Next on the agenda was a lengthy tour of the Doge's Palace, including the so-called "secret areas." These included a torture room, as well as the jail cell where Casanova was once held prisoner until he made a daring escape. We also passed through the famous "Bridge of Sighs" which connects the palace to the prison, so named because its windows offered convicts their last view of the city before their incarceration. We walked for hours in the afternoon, all the way to the train station and back, stopping en route to visit the huge Frari Church, filled with massive and glorious statuary, including a statue of the crucifixion that I found more moving than any other I had seen - and I had seen quite a few by this point.

After all of our walking, Wendy felt like an evening in, so I set out to prowl on my own. Venice is one of those cities where I never felt unsafe for a moment, even when walking alone. I loved to wander along the canals and narrow streets window-shopping, people-watching, taking pictures from bridges, and watching the gondoliers gather to moor their boats for the night. And before heading back to my room, a gelato in the Piazza made a perfect bedtime snack, and the music of the duelling orchestras offered a lovely lullaby.
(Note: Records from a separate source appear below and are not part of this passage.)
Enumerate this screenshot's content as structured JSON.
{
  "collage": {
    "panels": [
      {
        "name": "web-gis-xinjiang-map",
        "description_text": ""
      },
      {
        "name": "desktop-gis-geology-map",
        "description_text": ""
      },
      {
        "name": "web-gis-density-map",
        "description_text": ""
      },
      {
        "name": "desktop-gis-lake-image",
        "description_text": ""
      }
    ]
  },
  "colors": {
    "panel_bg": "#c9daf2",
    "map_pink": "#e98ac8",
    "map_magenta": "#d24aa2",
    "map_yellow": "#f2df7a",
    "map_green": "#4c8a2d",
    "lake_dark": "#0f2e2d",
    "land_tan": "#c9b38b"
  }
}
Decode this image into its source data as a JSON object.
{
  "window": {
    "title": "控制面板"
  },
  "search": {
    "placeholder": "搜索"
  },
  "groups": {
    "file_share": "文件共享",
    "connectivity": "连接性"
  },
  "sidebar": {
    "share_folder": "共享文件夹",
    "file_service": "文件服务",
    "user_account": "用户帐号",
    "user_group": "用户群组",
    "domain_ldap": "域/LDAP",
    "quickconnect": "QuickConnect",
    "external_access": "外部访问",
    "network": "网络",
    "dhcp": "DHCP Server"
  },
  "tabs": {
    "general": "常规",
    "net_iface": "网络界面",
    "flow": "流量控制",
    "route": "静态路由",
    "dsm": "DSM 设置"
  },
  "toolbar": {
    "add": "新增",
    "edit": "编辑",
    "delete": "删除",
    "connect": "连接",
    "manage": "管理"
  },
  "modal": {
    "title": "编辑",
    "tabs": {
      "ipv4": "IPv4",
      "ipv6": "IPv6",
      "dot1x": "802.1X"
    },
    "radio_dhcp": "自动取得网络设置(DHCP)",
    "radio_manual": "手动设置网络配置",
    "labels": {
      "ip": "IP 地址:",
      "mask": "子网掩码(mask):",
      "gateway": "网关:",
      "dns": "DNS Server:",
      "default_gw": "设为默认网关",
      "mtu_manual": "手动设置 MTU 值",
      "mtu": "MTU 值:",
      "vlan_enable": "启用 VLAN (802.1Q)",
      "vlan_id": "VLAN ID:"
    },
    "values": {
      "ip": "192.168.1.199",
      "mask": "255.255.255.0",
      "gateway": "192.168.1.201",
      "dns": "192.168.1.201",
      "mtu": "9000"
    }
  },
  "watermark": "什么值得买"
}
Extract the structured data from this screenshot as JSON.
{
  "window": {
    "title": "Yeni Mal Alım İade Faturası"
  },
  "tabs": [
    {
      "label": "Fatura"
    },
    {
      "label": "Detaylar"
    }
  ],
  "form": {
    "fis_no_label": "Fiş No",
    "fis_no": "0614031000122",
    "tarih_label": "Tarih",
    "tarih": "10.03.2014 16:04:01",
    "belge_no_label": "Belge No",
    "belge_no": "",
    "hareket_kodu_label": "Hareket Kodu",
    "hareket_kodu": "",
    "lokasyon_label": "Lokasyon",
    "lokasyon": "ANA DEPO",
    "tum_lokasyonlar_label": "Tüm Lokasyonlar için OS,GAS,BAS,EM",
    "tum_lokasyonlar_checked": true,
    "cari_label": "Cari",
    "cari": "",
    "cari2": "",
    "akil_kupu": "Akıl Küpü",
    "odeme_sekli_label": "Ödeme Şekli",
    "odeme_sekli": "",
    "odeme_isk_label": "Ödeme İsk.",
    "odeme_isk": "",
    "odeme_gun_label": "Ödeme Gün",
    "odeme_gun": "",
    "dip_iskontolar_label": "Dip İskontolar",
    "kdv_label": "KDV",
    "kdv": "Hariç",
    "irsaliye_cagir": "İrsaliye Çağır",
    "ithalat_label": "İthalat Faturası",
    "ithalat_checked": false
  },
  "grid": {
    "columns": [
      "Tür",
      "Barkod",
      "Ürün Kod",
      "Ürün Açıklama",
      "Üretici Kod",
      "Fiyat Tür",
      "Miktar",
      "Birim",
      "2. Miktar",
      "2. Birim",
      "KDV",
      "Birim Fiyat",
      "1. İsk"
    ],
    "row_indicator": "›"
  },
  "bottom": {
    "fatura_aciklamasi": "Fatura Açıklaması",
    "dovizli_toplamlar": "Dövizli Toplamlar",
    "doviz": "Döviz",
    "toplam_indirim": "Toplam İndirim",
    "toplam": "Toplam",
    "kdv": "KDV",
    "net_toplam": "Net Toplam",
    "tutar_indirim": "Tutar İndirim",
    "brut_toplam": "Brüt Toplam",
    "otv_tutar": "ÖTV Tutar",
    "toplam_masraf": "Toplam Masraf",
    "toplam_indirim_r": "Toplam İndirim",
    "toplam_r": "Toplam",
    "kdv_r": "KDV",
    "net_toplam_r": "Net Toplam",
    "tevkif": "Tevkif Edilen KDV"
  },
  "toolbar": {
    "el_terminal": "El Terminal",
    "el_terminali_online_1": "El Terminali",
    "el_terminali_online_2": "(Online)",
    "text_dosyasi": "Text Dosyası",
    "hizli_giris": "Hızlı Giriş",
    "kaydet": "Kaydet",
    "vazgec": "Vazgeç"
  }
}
The next morning, after breakfast, I asked Claudete if there was any way to tour the Grand Canal without spending an arm and a leg. She mentioned that she had heard something about a celebration of some sort taking place that day, where they might be offering free gondola rides for the morning. Wendy had seen gondolas gathering near the Rialto on her early morning walk, so we headed down there to check things out. She talked to a girl who was standing near the dock and she confirmed that it was true - she, in fact, was waiting for her two friends to meet her there for the event. We were near the front of the line and waited patiently there until the appointed time of 10 o'clock, doing our best to hold our own against the shoving of the Venetian matrons who showed up in droves and showed little respect for the concept of waiting in line. When the time arrived to allow people onto the gondolas, we managed to climb aboard one with the three girls, and were handed two Venetian flags to wave. As our new friends tried to explain to us, this was some kind of tourist board-sponsored pro-Venice, anti-motorized boats event. We pulled out into the Grand Canal and then sat there for quite a while, surrounded by dozens of other gondolas. I assumed that this was to be the extent of our free ride, and was content to have had a chance to sit in a gondola. Suddenly, our flotilla began to be joined by other larger gondolas manned by teams of rowers in uniform. Then came two much larger boats rowed by larger teams and carrying what seemed to be important town dignataries. One boat was draped with a huge red banner proclaiming "Rispetto e Decoro per Venezia" (respect and honour for Venice). As these boats pulled past us, our gondoliers all began to paddle, forming one giant procession with the larger boats! We travelled all the way down the Grand Canal to St. Mark's Square. The largest boat had a sound system blasting stirring music such as the "Ode to Joy," alternating with rousing speeches by a man on board and concluding with cries of "Viva Venezia! Viva San Marco!" It was so exciting and moving that I was close to tears. People crowded along the shores and bridges waving and cheering as the "parade" passed. We felt like real celebrities. Wendy and I decided to pretend that this event was, in fact, a belated celebration of our 50th birthdays (mine had just taken a couple of years of extra planning) - and we even got to keep the flags. What a thrill, and it cost us absolutely nothing!

My time in lovely Venice was brief, but so very memorable, and as I took my farewell stroll through the Piazza San Marco later that night, I knew that our departure the next morning would be another one of the sad goodbyes. But Lake Como awaited us at the end of the next train ride - the last hurrah for our month-long Italian tour.